On Thursday, October 23, Max Planck ’00 visited campus as this year’s Harbison Lecture Speaker. The Harbison lecture is one of several endowed lecture series at MICDS and was established and endowed in 1994 by Mr. and Mrs. Earle H. Harbison Jr. on the occasion of Mrs. Harbison’s 50th Class Reunion.
Armed with cutting edge technology, a Myo (motion control and gesture control armband bracelet that uses arm muscle activity and EMG signals to control digital devices), Planck shared his inspiring story about his journey from MICDS to MIT to Silicon Valley with Upper School students. Throughout his presentation, Planck shared his perspectives on technology, definitions of success for students, and the potential and power of an enduring curiosity.
“What I remember most about my time at MICDS were my teachers, how I learned to think critically, to use logic, to appreciate art and to work as part of a team.”
An MICDS valedictorian and National Merit Scholar, Planck went on to earn a Computer Science degree at MIT where he secured his first internship at Pixar as a team member of the cutting-edge computer animated movie ‘Cars’, followed by his full-time post-college work on such blockbusters as ‘WALL-E, ‘Up’, ‘Brave’ and ‘Monsters University.’
From working on the shading and developing of the lighting model for Eve in “WALL-E” to simulating Merida’s hair in “Brave”, Max took abstract creative direction and produced a technical solution; which is to say that he took someone’s explanation or description and creates digital visuals that bring the story to life on the screen.
In describing his pioneering work in computer animation, Planck related his memories as a student at MICDS, where he first discovered his passion for computer science, and offered encouragement and advice for students contemplating their own future career paths. Planck confessed that while he doesn’t remember much of the specific content of his classes, he was greatly influenced by the passion his teachers showed for their subjects, along with the critical academic and aesthetic foundation he gained as a student both inside and outside the classroom.
During his talk, Planck stressed that is better for us to think of ourselves as ‘learners’ and not simply ‘students’, given that today’s knowledge is perishable and lifelong learning is the mindset that will increasingly shape career success in the future. Planck stressed the vital role that teamwork and collaboration play in school, life and professional careers encouraging students to be open to recognizing what they don’t know so that they can benefit from the ‘collective genius’ of those around them.
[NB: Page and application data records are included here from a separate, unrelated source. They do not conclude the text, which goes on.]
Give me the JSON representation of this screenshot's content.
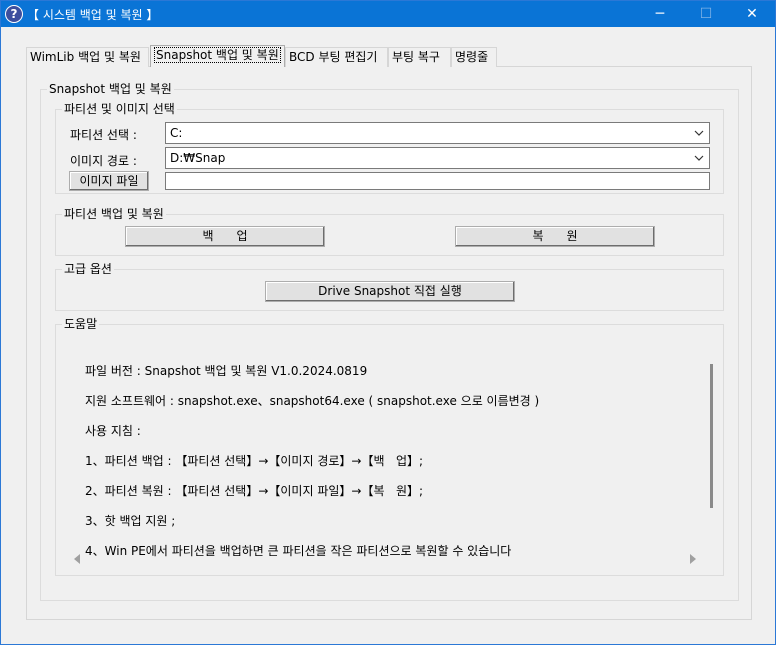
{
  "window": {
    "title": "【 시스템 백업 및 복원 】",
    "icon": "question-icon",
    "controls": {
      "minimize": "─",
      "maximize": "☐",
      "close": "✕"
    }
  },
  "tabs": [
    {
      "label": "WimLib 백업 및 복원",
      "active": false
    },
    {
      "label": "Snapshot 백업 및 복원",
      "active": true
    },
    {
      "label": "BCD 부팅 편집기",
      "active": false
    },
    {
      "label": "부팅 복구",
      "active": false
    },
    {
      "label": "명령줄",
      "active": false
    }
  ],
  "main": {
    "group_title": "Snapshot 백업 및 복원",
    "select_group": {
      "title": "파티션 및 이미지 선택",
      "partition_label": "파티션 선택 :",
      "partition_value": "C:",
      "image_path_label": "이미지 경로 :",
      "image_path_value": "D:₩Snap",
      "image_file_button": "이미지 파일",
      "image_file_value": ""
    },
    "backup_group": {
      "title": "파티션 백업 및 복원",
      "backup_button": "백      업",
      "restore_button": "복      원"
    },
    "advanced_group": {
      "title": "고급 옵션",
      "run_button": "Drive Snapshot 직접 실행"
    },
    "help_group": {
      "title": "도움말",
      "lines": [
        "파일 버전 : Snapshot 백업 및 복원 V1.0.2024.0819",
        "지원 소프트웨어 : snapshot.exe、snapshot64.exe ( snapshot.exe 으로 이름변경 )",
        "사용 지침 :",
        "1、파티션 백업 : 【파티션 선택】→【이미지 경로】→【백   업】;",
        "2、파티션 복원 : 【파티션 선택】→【이미지 파일】→【복   원】;",
        "3、핫 백업 지원 ;",
        "4、Win PE에서 파티션을 백업하면 큰 파티션을 작은 파티션으로 복원할 수 있습니다"
      ]
    }
  }
}
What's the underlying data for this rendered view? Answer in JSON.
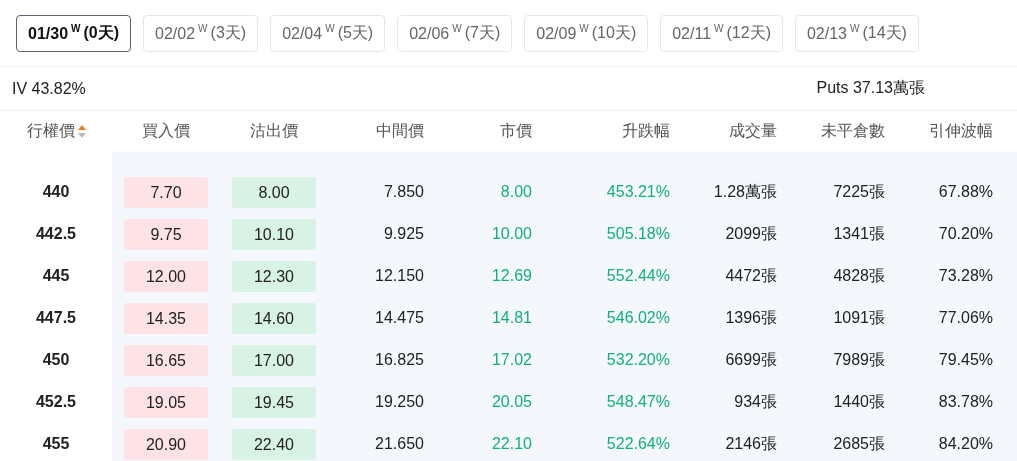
{
  "expiry_tabs": [
    {
      "date": "01/30",
      "mark": "W",
      "days": "(0天)",
      "selected": true
    },
    {
      "date": "02/02",
      "mark": "W",
      "days": "(3天)",
      "selected": false
    },
    {
      "date": "02/04",
      "mark": "W",
      "days": "(5天)",
      "selected": false
    },
    {
      "date": "02/06",
      "mark": "W",
      "days": "(7天)",
      "selected": false
    },
    {
      "date": "02/09",
      "mark": "W",
      "days": "(10天)",
      "selected": false
    },
    {
      "date": "02/11",
      "mark": "W",
      "days": "(12天)",
      "selected": false
    },
    {
      "date": "02/13",
      "mark": "W",
      "days": "(14天)",
      "selected": false
    }
  ],
  "summary": {
    "iv": "IV 43.82%",
    "puts": "Puts 37.13萬張"
  },
  "table": {
    "columns": [
      "行權價",
      "買入價",
      "沽出價",
      "中間價",
      "市價",
      "升跌幅",
      "成交量",
      "未平倉數",
      "引伸波幅"
    ],
    "rows": [
      [
        "440",
        "7.70",
        "8.00",
        "7.850",
        "8.00",
        "453.21%",
        "1.28萬張",
        "7225張",
        "67.88%"
      ],
      [
        "442.5",
        "9.75",
        "10.10",
        "9.925",
        "10.00",
        "505.18%",
        "2099張",
        "1341張",
        "70.20%"
      ],
      [
        "445",
        "12.00",
        "12.30",
        "12.150",
        "12.69",
        "552.44%",
        "4472張",
        "4828張",
        "73.28%"
      ],
      [
        "447.5",
        "14.35",
        "14.60",
        "14.475",
        "14.81",
        "546.02%",
        "1396張",
        "1091張",
        "77.06%"
      ],
      [
        "450",
        "16.65",
        "17.00",
        "16.825",
        "17.02",
        "532.20%",
        "6699張",
        "7989張",
        "79.45%"
      ],
      [
        "452.5",
        "19.05",
        "19.45",
        "19.250",
        "20.05",
        "548.47%",
        "934張",
        "1440張",
        "83.78%"
      ],
      [
        "455",
        "20.90",
        "22.40",
        "21.650",
        "22.10",
        "522.64%",
        "2146張",
        "2685張",
        "84.20%"
      ]
    ]
  }
}
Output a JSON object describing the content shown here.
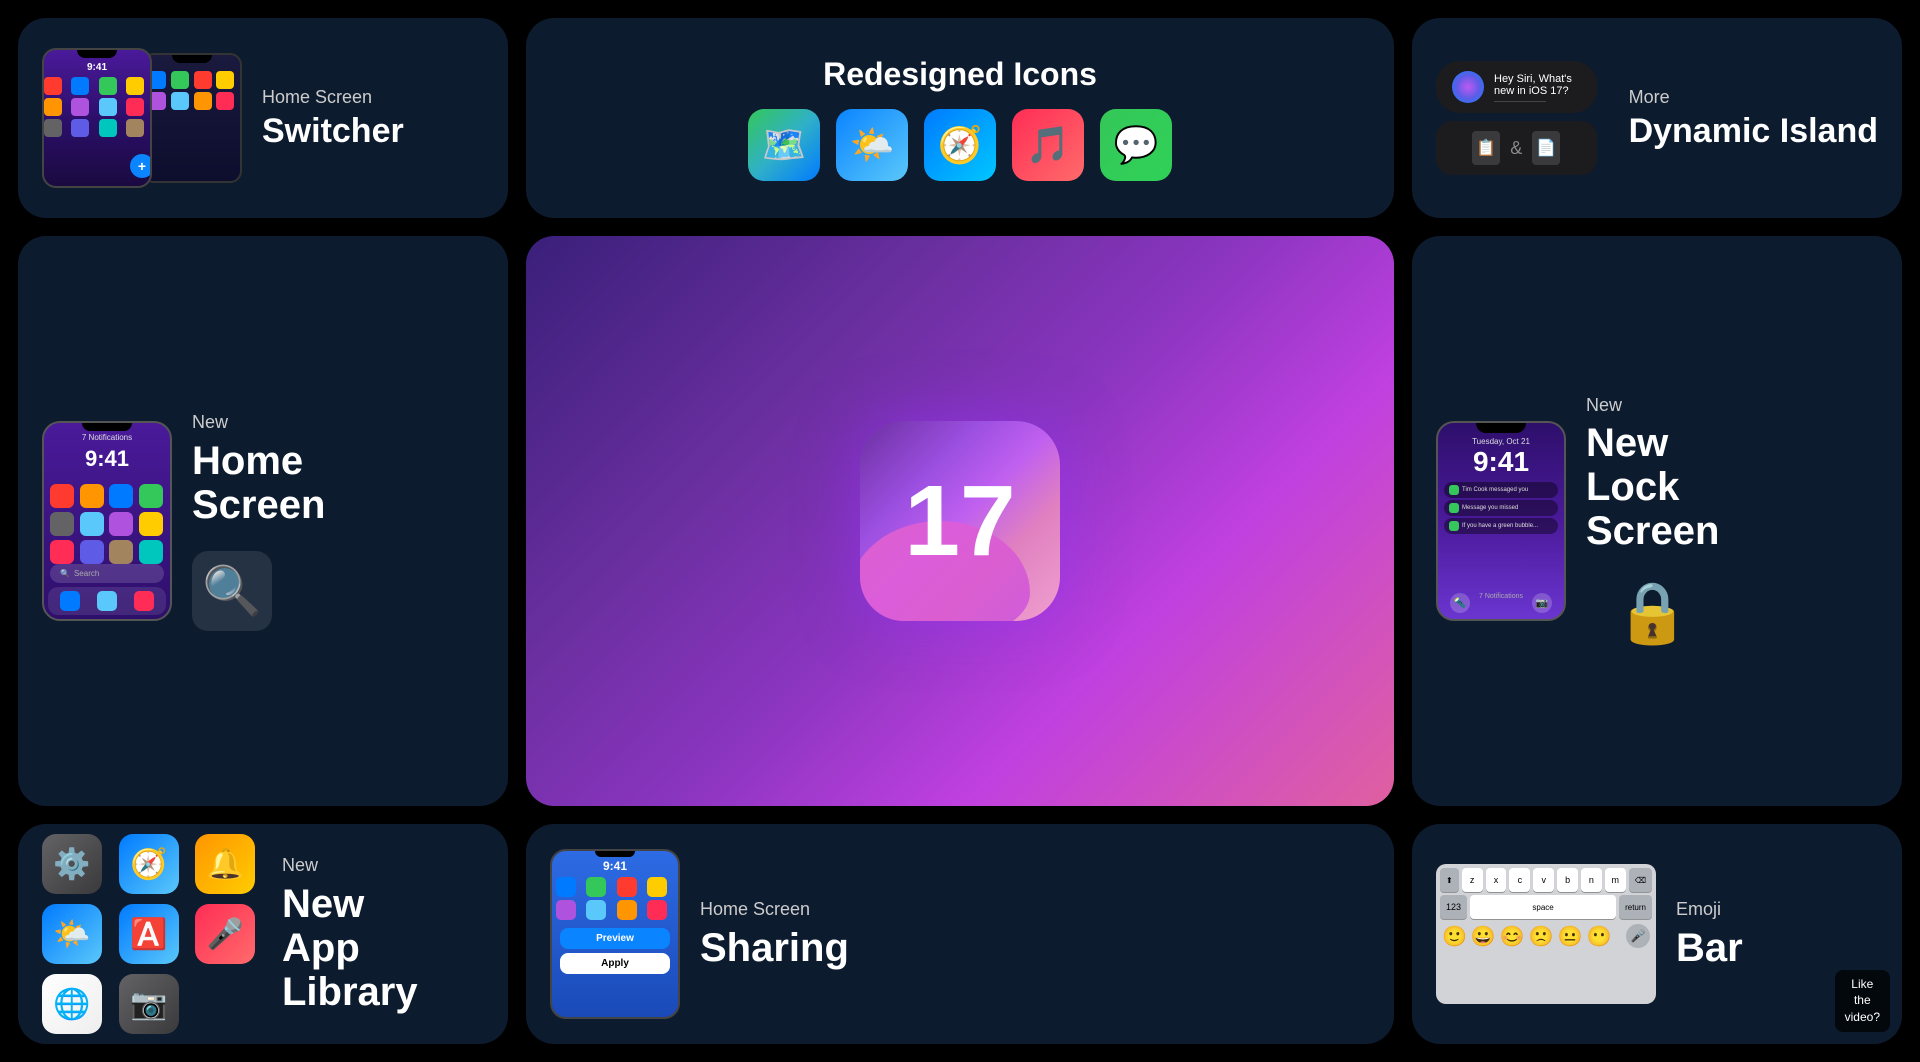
{
  "page": {
    "background": "#000000"
  },
  "cards": {
    "home_switcher": {
      "label": "Home Screen",
      "title": "Switcher",
      "time": "9:41"
    },
    "redesigned_icons": {
      "title": "Redesigned Icons",
      "icons": [
        "maps",
        "weather",
        "safari",
        "music",
        "messages"
      ]
    },
    "dynamic_island": {
      "label": "More",
      "title": "Dynamic Island",
      "siri_text": "Hey Siri, What's new in iOS 17?"
    },
    "new_home_screen": {
      "label": "New",
      "title": "Home Screen",
      "time": "9:41",
      "notification": "7 Notifications",
      "search_placeholder": "Search"
    },
    "ios17_hero": {
      "number": "17"
    },
    "new_lock_screen": {
      "label": "New",
      "title": "Lock Screen",
      "date": "Tuesday, Oct 21",
      "time": "9:41",
      "notifications_count": "7 Notifications"
    },
    "app_library": {
      "label": "New",
      "title": "App Library"
    },
    "home_sharing": {
      "label": "Home Screen",
      "title": "Sharing",
      "time": "9:41",
      "preview_label": "Preview",
      "apply_label": "Apply"
    },
    "emoji_bar": {
      "label": "Emoji",
      "title": "Bar",
      "keys_row1": [
        "z",
        "x",
        "c",
        "v",
        "b",
        "n",
        "m"
      ],
      "space_label": "space",
      "return_label": "return",
      "number_label": "123",
      "emojis": [
        "🙂",
        "😀",
        "😊",
        "🙁",
        "😐",
        "😶"
      ],
      "like_badge_line1": "Like",
      "like_badge_line2": "the",
      "like_badge_line3": "video?"
    }
  }
}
“As a leader I want to learn from my team. I find joy in making mistakes and learning from these mistakes. I trust my team,” said Planck. “I’ve discovered to do something great you need help, a collective genius – a team of geniuses.”
There’s a talent to telling a story and Max is a great technical storyteller. After nine years at Pixar, he decided it was time to move on and continue in his quest of life-long learning to explore interactive and storytelling ventures in hopes of inventing something new. Max is now at Oculus VR as the Technical Lead of the Story Studio – a small team developing the art of storytelling in Virtual Reality.
Following Planck’s presentation, students were given the opportunity to eagerly ask questions that reflected their keen interest in his story. In addition to the Harbison lecture, Planck also spent time with Middle School and Upper School students during their science classes on Thursday and Friday.
Max has four U.S. patents in the areas of rendering methods and apparatus and was published in 2007 by the Association for Computing Machinery for an article explaining algorithms for several things including how to render a plant with 320,000 individual leaves.